The next section is the X.509v3 extensions which will differ depending on the CA and how they are setup. A few elements should always be present though. Basic Constraints should include information on whether the certificate is able to sign other certificates or not. In our case, it is set to FALSE as this is a server certificate. The Key Usage and Extended Key Usage should be set depending on the purposes the certificate is intended for. Modern certificates should also have at least one Subject Alternative Name (SAN) set that matches the CN in the Subject section above. Additional names or IP addresses may be specified if the server is in a shared environment that provides a number of services or services under other aliases. When a client connects to a server, it checks that the Common Name (CN) in the subject or at least one SAN entry matches the name of the host. If this doesn’t match exactly, you’ll get an error from the client.
There are other sections as well including OCSP and CRL locations. These two services involve managing certificate revocation. If a certificate key is known to be compromised or the certificate was issued in error, the certificate can be revoked – an indication that it is not valid and should not be trusted by any client. CRL or Certificate Revocation List is the legacy mechanism whereby a CA publishes a list of every certificate that was revoked, and clients must download and check the list. OCSP or Online Certificate Status Protocol is a more efficient variation where the status of just a specific certificate can be checked. OCSP stapling is a feature provided by some servers where the OCSP response is cached by the server and included with the certificate. Since the OCSP response is signed by the CA with the same certificate that signed the server cert, the client can trust it is valid and doesn’t have to make extra connections to validate the certificate.
Finally, the certificate is signed by the CA and this signature appears at the end along with an indication of the signing algorithm used so the client can confirm that the certificate has not been tampered with. The signature can be verified (with more math magic!) by checking the public key in the CA certificate. This process is repeated for every signing certificate until one is reached that exists in the client’s trusted certificate (or trusted root) store. This is known as the chain of trust and can, in theory, be arbitrarily long, though in practice there are usually no more than one or two intermediate CAs between the trusted root and the leaf certificate.
Its about trust

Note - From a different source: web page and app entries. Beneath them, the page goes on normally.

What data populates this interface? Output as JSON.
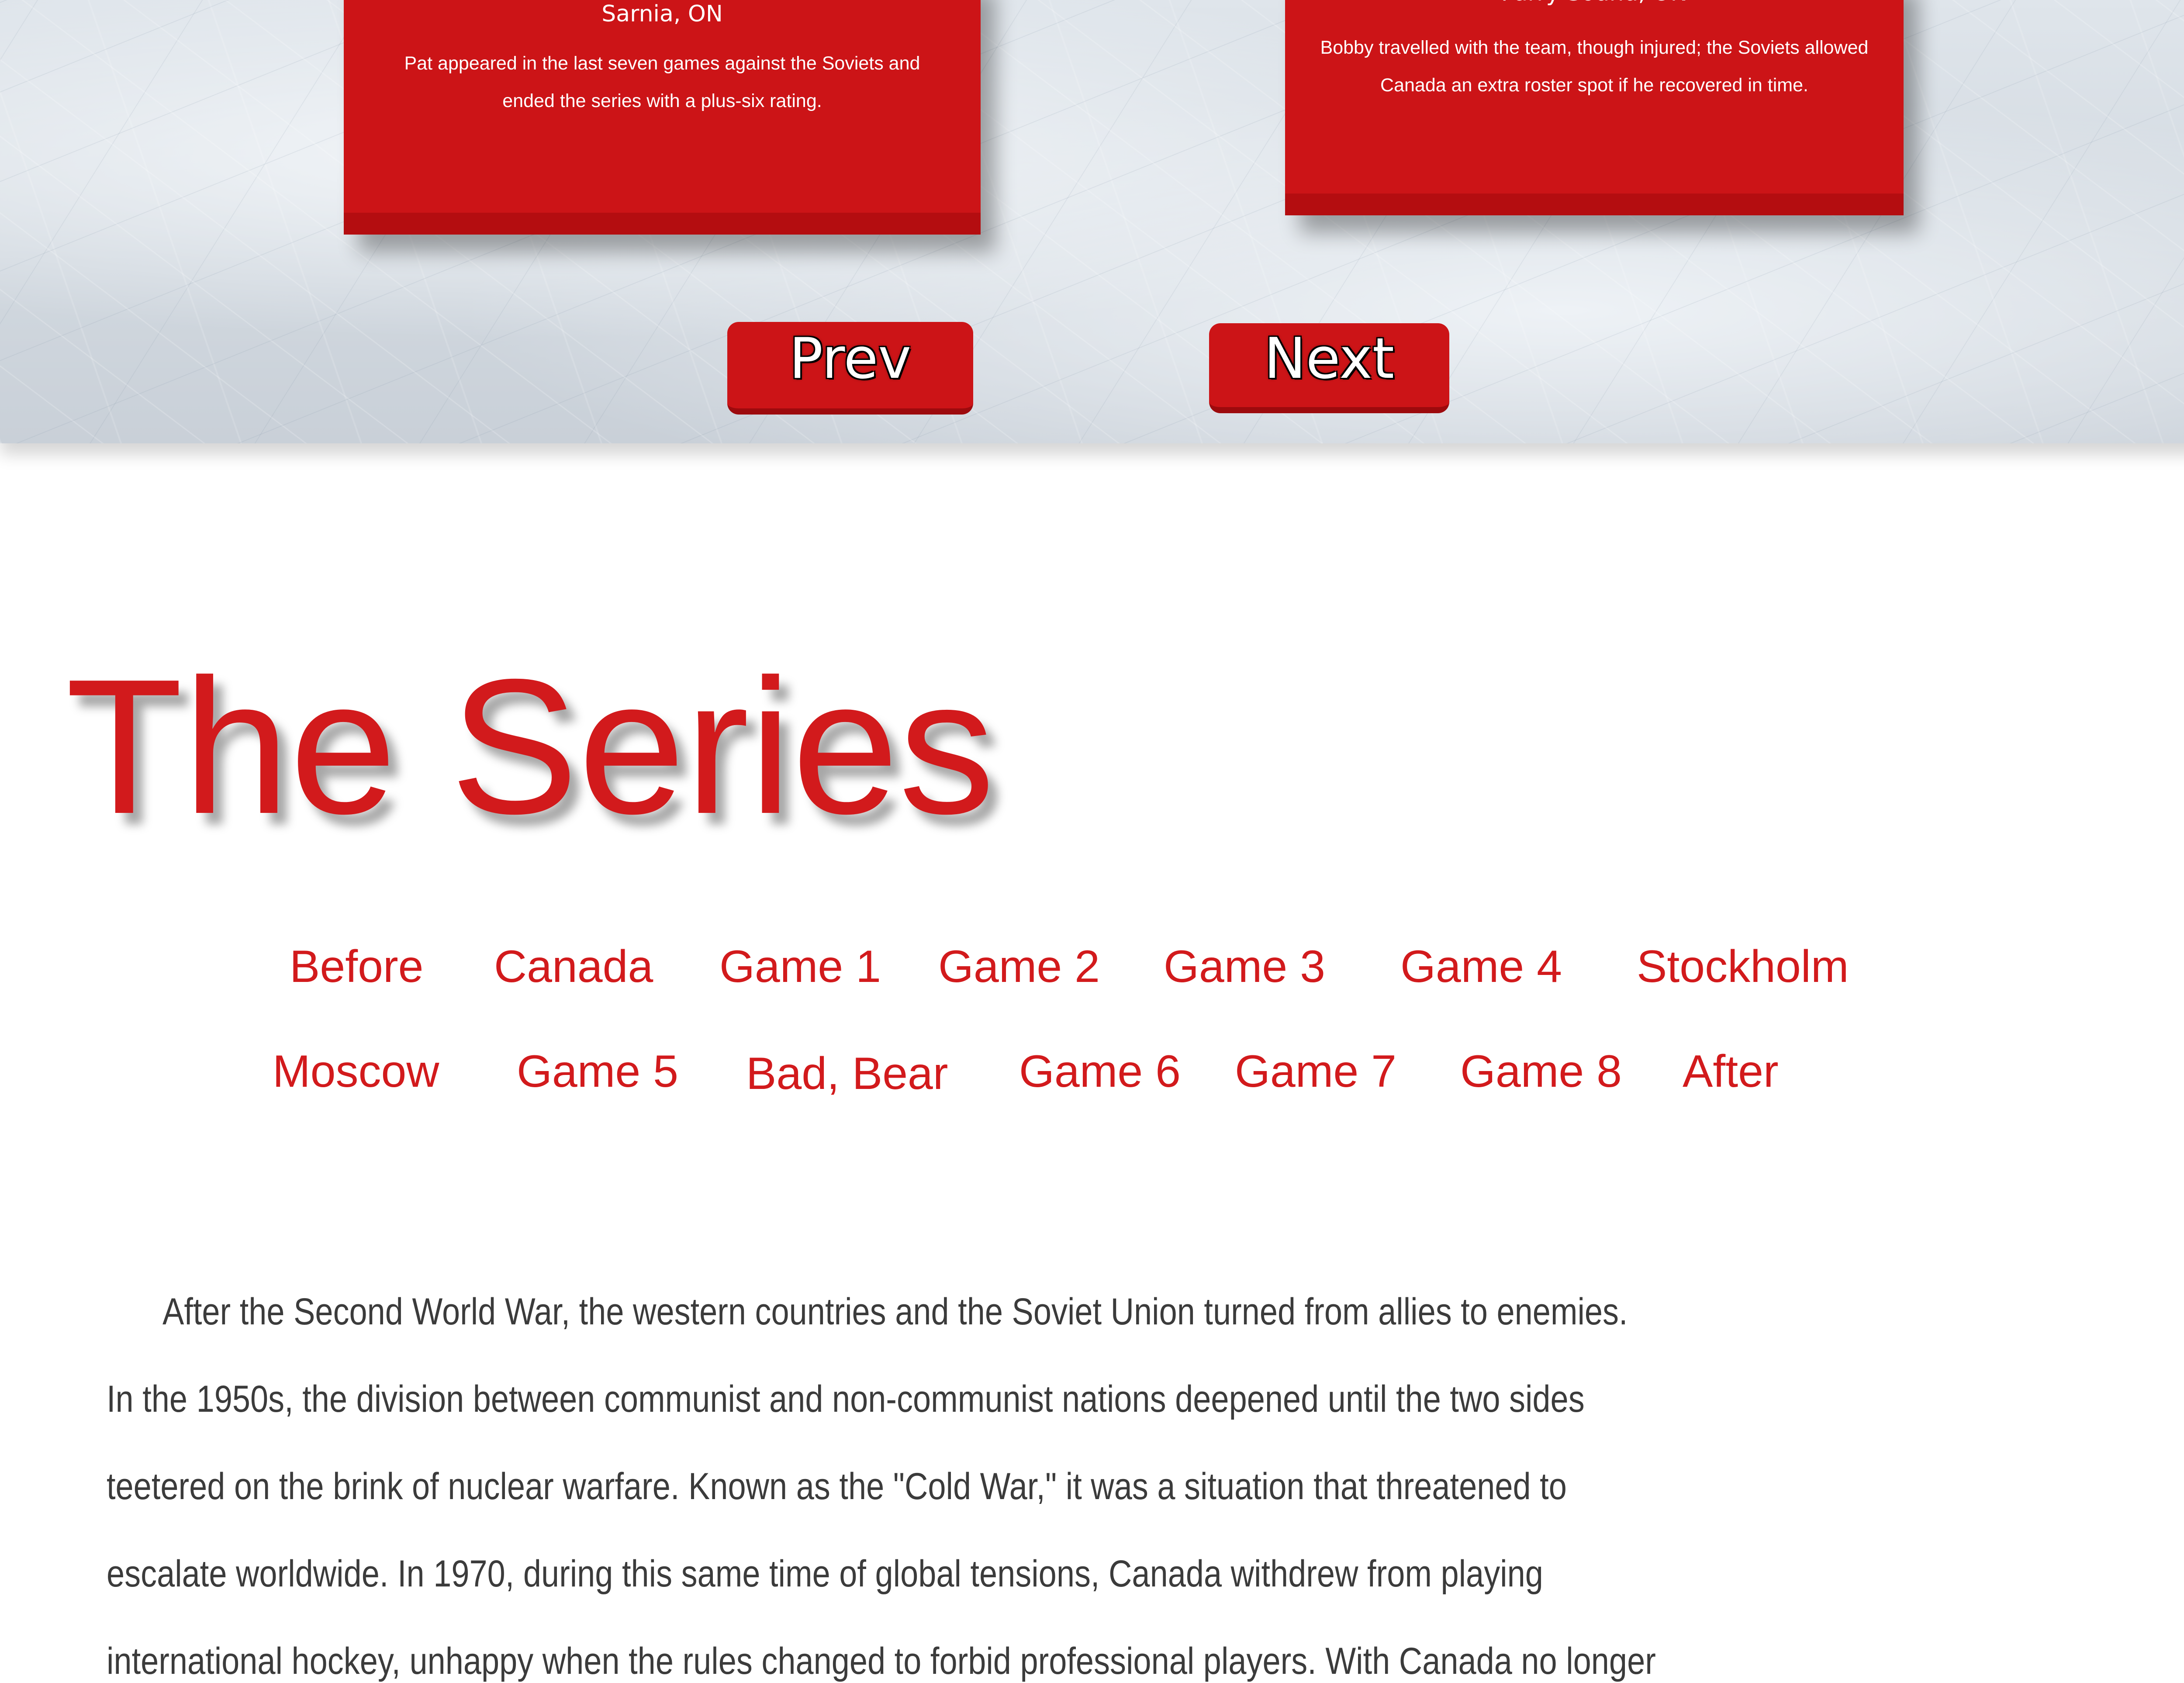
{
  "cards": [
    {
      "location": "Sarnia, ON",
      "text": "Pat appeared in the last seven games against the Soviets and ended the series with a plus-six rating."
    },
    {
      "location": "Parry Sound, ON",
      "text": "Bobby travelled with the team, though injured; the Soviets allowed Canada an extra roster spot if he recovered in time."
    }
  ],
  "pager": {
    "prev_label": "Prev",
    "next_label": "Next"
  },
  "title": "The Series",
  "nav": {
    "row1": [
      "Before",
      "Canada",
      "Game 1",
      "Game 2",
      "Game 3",
      "Game 4",
      "Stockholm"
    ],
    "row2": [
      "Moscow",
      "Game 5",
      "Bad, Bear",
      "Game 6",
      "Game 7",
      "Game 8",
      "After"
    ]
  },
  "paragraph_lines": [
    "After the Second World War, the western countries and the Soviet Union turned from allies to enemies.",
    "In the 1950s, the division between communist and non-communist nations deepened until the two sides",
    "teetered on the brink of nuclear warfare. Known as the \"Cold War,\" it was a situation that threatened to",
    "escalate worldwide.  In 1970, during this same time of global tensions, Canada withdrew from playing",
    "international hockey, unhappy when the rules changed to forbid professional players. With Canada no longer"
  ],
  "colors": {
    "accent_red": "#cc1417",
    "title_red": "#d21a1c",
    "body_text": "#3b3b3b"
  }
}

At the end of the day, all these technologies are about building and managing trust. Can you trust that the server you are talking to really is the one you want? Can you trust that the bank information you’re sending over the public internet is safe from modification or eavesdropping? Are you sure that email really is from John? Understanding how these technologies work can help you answer these questions. Though there is a lot of technical complexity involved, certificates are essentially just identity documents, not much different from a drivers license or passport. It is worth noting that while a certificate CAN tell you if the server you are connected to is named www.flightaware.com, it cannot tell you if that is the right server for tracking your aircraft. A nefarious actor could just as easily get a certificate for www.fightaware.com or www.flightwarez.com and if the certificate is valid, you’ll hear no complaints from your browser. Extended validation (EV) certificates, which show additional identity information, are one attempt at solving this problem, but they still ultimately rely on the end user knowing what the correct name should be. As the old Russian proverb goes: “доверяй, но проверяй” (Trust, but verify).